Exercise goal:
From the first entry to the last, copy each one exactly.

═══ Given information ═══

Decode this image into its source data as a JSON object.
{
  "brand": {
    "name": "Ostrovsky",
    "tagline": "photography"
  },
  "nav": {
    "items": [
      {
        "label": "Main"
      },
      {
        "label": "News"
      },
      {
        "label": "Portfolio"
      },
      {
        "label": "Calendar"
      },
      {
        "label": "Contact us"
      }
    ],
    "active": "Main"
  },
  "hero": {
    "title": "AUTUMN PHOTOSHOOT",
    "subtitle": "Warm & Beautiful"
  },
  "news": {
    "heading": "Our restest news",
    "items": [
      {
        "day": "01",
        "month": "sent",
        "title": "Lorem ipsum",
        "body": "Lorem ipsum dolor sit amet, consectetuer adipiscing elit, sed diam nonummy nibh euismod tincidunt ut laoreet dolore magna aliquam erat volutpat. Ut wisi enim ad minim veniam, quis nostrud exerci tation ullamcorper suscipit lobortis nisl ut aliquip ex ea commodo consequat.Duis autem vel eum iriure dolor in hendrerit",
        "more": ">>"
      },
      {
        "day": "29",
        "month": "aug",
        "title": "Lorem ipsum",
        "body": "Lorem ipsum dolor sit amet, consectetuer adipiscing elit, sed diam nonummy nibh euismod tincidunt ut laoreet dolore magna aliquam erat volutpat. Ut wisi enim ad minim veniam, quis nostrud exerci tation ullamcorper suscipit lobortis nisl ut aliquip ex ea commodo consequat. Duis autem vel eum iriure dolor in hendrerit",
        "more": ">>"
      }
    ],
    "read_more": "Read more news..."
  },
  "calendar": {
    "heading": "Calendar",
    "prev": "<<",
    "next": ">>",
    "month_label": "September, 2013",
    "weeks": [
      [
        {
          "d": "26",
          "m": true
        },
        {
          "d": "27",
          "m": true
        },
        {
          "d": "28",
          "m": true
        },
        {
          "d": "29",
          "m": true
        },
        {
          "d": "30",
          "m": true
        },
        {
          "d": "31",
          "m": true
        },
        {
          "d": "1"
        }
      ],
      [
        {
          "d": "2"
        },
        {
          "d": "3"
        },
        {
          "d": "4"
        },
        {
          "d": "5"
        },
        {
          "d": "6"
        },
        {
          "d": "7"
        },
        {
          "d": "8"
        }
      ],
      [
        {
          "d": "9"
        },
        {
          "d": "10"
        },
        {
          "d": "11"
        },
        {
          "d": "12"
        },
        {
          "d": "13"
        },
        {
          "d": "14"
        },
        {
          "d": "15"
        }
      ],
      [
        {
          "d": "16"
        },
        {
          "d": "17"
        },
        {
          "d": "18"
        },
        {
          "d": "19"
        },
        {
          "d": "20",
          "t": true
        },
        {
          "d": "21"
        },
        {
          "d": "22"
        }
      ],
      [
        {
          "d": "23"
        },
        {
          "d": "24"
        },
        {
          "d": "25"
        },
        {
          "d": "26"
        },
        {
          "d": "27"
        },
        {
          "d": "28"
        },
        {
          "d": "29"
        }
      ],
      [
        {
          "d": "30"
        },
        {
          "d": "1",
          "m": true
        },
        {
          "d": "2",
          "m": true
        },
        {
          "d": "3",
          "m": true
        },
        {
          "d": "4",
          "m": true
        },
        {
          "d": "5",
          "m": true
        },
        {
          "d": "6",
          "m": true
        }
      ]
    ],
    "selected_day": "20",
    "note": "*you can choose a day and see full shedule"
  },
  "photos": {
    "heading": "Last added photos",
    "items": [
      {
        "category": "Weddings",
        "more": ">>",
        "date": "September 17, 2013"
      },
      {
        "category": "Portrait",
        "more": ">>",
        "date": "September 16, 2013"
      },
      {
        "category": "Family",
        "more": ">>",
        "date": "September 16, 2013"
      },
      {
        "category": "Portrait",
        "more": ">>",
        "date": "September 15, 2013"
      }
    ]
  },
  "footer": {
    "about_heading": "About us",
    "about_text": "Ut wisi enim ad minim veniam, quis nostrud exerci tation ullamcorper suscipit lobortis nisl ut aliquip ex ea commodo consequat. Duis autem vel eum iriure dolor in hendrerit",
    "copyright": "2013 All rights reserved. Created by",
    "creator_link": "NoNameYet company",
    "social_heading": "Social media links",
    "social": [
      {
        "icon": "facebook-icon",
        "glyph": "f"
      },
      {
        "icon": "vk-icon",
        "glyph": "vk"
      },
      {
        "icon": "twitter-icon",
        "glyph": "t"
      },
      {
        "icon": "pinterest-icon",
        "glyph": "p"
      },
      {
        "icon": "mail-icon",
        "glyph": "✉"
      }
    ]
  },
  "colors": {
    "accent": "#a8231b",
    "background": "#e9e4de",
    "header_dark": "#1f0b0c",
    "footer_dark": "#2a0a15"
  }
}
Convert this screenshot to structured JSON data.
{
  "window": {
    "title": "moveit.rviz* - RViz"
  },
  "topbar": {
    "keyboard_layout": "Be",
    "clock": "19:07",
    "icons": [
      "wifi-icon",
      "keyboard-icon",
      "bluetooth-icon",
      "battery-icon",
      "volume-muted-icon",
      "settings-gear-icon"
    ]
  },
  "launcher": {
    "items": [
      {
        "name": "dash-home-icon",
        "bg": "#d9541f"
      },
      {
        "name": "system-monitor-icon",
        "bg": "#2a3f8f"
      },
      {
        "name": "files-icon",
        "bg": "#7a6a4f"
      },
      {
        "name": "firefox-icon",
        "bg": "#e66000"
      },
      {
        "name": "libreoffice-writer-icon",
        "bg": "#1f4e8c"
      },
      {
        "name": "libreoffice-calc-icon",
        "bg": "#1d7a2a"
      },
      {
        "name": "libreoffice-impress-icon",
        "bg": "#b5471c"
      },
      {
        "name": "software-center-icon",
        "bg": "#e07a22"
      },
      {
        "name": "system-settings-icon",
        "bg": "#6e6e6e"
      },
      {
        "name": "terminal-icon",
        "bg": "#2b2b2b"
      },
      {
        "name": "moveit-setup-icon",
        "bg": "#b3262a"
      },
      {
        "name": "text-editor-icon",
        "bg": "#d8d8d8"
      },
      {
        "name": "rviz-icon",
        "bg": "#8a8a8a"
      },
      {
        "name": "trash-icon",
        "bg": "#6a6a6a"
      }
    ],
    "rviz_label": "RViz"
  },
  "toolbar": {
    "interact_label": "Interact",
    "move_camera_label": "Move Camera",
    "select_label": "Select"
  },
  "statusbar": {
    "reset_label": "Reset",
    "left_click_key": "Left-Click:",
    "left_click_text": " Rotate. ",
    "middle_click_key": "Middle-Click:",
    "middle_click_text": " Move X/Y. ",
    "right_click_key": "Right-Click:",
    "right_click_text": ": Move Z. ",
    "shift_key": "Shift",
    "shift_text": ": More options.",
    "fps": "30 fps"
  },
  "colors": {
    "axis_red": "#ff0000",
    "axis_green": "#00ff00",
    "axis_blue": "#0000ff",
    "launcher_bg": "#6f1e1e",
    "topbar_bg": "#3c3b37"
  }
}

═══

Answer space:
Decode this image into its source data as a JSON object.
{
  "brand": {
    "name": "Ostrovsky",
    "tagline": "photography"
  },
  "nav": {
    "items": [
      {
        "label": "Main"
      },
      {
        "label": "News"
      },
      {
        "label": "Portfolio"
      },
      {
        "label": "Calendar"
      },
      {
        "label": "Contact us"
      }
    ],
    "active": "Main"
  },
  "hero": {
    "title": "AUTUMN PHOTOSHOOT",
    "subtitle": "Warm & Beautiful"
  },
  "news": {
    "heading": "Our restest news",
    "items": [
      {
        "day": "01",
        "month": "sent",
        "title": "Lorem ipsum",
        "body": "Lorem ipsum dolor sit amet, consectetuer adipiscing elit, sed diam nonummy nibh euismod tincidunt ut laoreet dolore magna aliquam erat volutpat. Ut wisi enim ad minim veniam, quis nostrud exerci tation ullamcorper suscipit lobortis nisl ut aliquip ex ea commodo consequat.Duis autem vel eum iriure dolor in hendrerit",
        "more": ">>"
      },
      {
        "day": "29",
        "month": "aug",
        "title": "Lorem ipsum",
        "body": "Lorem ipsum dolor sit amet, consectetuer adipiscing elit, sed diam nonummy nibh euismod tincidunt ut laoreet dolore magna aliquam erat volutpat. Ut wisi enim ad minim veniam, quis nostrud exerci tation ullamcorper suscipit lobortis nisl ut aliquip ex ea commodo consequat. Duis autem vel eum iriure dolor in hendrerit",
        "more": ">>"
      }
    ],
    "read_more": "Read more news..."
  },
  "calendar": {
    "heading": "Calendar",
    "prev": "<<",
    "next": ">>",
    "month_label": "September, 2013",
    "weeks": [
      [
        {
          "d": "26",
          "m": true
        },
        {
          "d": "27",
          "m": true
        },
        {
          "d": "28",
          "m": true
        },
        {
          "d": "29",
          "m": true
        },
        {
          "d": "30",
          "m": true
        },
        {
          "d": "31",
          "m": true
        },
        {
          "d": "1"
        }
      ],
      [
        {
          "d": "2"
        },
        {
          "d": "3"
        },
        {
          "d": "4"
        },
        {
          "d": "5"
        },
        {
          "d": "6"
        },
        {
          "d": "7"
        },
        {
          "d": "8"
        }
      ],
      [
        {
          "d": "9"
        },
        {
          "d": "10"
        },
        {
          "d": "11"
        },
        {
          "d": "12"
        },
        {
          "d": "13"
        },
        {
          "d": "14"
        },
        {
          "d": "15"
        }
      ],
      [
        {
          "d": "16"
        },
        {
          "d": "17"
        },
        {
          "d": "18"
        },
        {
          "d": "19"
        },
        {
          "d": "20",
          "t": true
        },
        {
          "d": "21"
        },
        {
          "d": "22"
        }
      ],
      [
        {
          "d": "23"
        },
        {
          "d": "24"
        },
        {
          "d": "25"
        },
        {
          "d": "26"
        },
        {
          "d": "27"
        },
        {
          "d": "28"
        },
        {
          "d": "29"
        }
      ],
      [
        {
          "d": "30"
        },
        {
          "d": "1",
          "m": true
        },
        {
          "d": "2",
          "m": true
        },
        {
          "d": "3",
          "m": true
        },
        {
          "d": "4",
          "m": true
        },
        {
          "d": "5",
          "m": true
        },
        {
          "d": "6",
          "m": true
        }
      ]
    ],
    "selected_day": "20",
    "note": "*you can choose a day and see full shedule"
  },
  "photos": {
    "heading": "Last added photos",
    "items": [
      {
        "category": "Weddings",
        "more": ">>",
        "date": "September 17, 2013"
      },
      {
        "category": "Portrait",
        "more": ">>",
        "date": "September 16, 2013"
      },
      {
        "category": "Family",
        "more": ">>",
        "date": "September 16, 2013"
      },
      {
        "category": "Portrait",
        "more": ">>",
        "date": "September 15, 2013"
      }
    ]
  },
  "footer": {
    "about_heading": "About us",
    "about_text": "Ut wisi enim ad minim veniam, quis nostrud exerci tation ullamcorper suscipit lobortis nisl ut aliquip ex ea commodo consequat. Duis autem vel eum iriure dolor in hendrerit",
    "copyright": "2013 All rights reserved. Created by",
    "creator_link": "NoNameYet company",
    "social_heading": "Social media links",
    "social": [
      {
        "icon": "facebook-icon",
        "glyph": "f"
      },
      {
        "icon": "vk-icon",
        "glyph": "vk"
      },
      {
        "icon": "twitter-icon",
        "glyph": "t"
      },
      {
        "icon": "pinterest-icon",
        "glyph": "p"
      },
      {
        "icon": "mail-icon",
        "glyph": "✉"
      }
    ]
  },
  "colors": {
    "accent": "#a8231b",
    "background": "#e9e4de",
    "header_dark": "#1f0b0c",
    "footer_dark": "#2a0a15"
  }
}
Convert this screenshot to structured JSON data.
{
  "window": {
    "title": "moveit.rviz* - RViz"
  },
  "topbar": {
    "keyboard_layout": "Be",
    "clock": "19:07",
    "icons": [
      "wifi-icon",
      "keyboard-icon",
      "bluetooth-icon",
      "battery-icon",
      "volume-muted-icon",
      "settings-gear-icon"
    ]
  },
  "launcher": {
    "items": [
      {
        "name": "dash-home-icon",
        "bg": "#d9541f"
      },
      {
        "name": "system-monitor-icon",
        "bg": "#2a3f8f"
      },
      {
        "name": "files-icon",
        "bg": "#7a6a4f"
      },
      {
        "name": "firefox-icon",
        "bg": "#e66000"
      },
      {
        "name": "libreoffice-writer-icon",
        "bg": "#1f4e8c"
      },
      {
        "name": "libreoffice-calc-icon",
        "bg": "#1d7a2a"
      },
      {
        "name": "libreoffice-impress-icon",
        "bg": "#b5471c"
      },
      {
        "name": "software-center-icon",
        "bg": "#e07a22"
      },
      {
        "name": "system-settings-icon",
        "bg": "#6e6e6e"
      },
      {
        "name": "terminal-icon",
        "bg": "#2b2b2b"
      },
      {
        "name": "moveit-setup-icon",
        "bg": "#b3262a"
      },
      {
        "name": "text-editor-icon",
        "bg": "#d8d8d8"
      },
      {
        "name": "rviz-icon",
        "bg": "#8a8a8a"
      },
      {
        "name": "trash-icon",
        "bg": "#6a6a6a"
      }
    ],
    "rviz_label": "RViz"
  },
  "toolbar": {
    "interact_label": "Interact",
    "move_camera_label": "Move Camera",
    "select_label": "Select"
  },
  "statusbar": {
    "reset_label": "Reset",
    "left_click_key": "Left-Click:",
    "left_click_text": " Rotate. ",
    "middle_click_key": "Middle-Click:",
    "middle_click_text": " Move X/Y. ",
    "right_click_key": "Right-Click:",
    "right_click_text": ": Move Z. ",
    "shift_key": "Shift",
    "shift_text": ": More options.",
    "fps": "30 fps"
  },
  "colors": {
    "axis_red": "#ff0000",
    "axis_green": "#00ff00",
    "axis_blue": "#0000ff",
    "launcher_bg": "#6f1e1e",
    "topbar_bg": "#3c3b37"
  }
}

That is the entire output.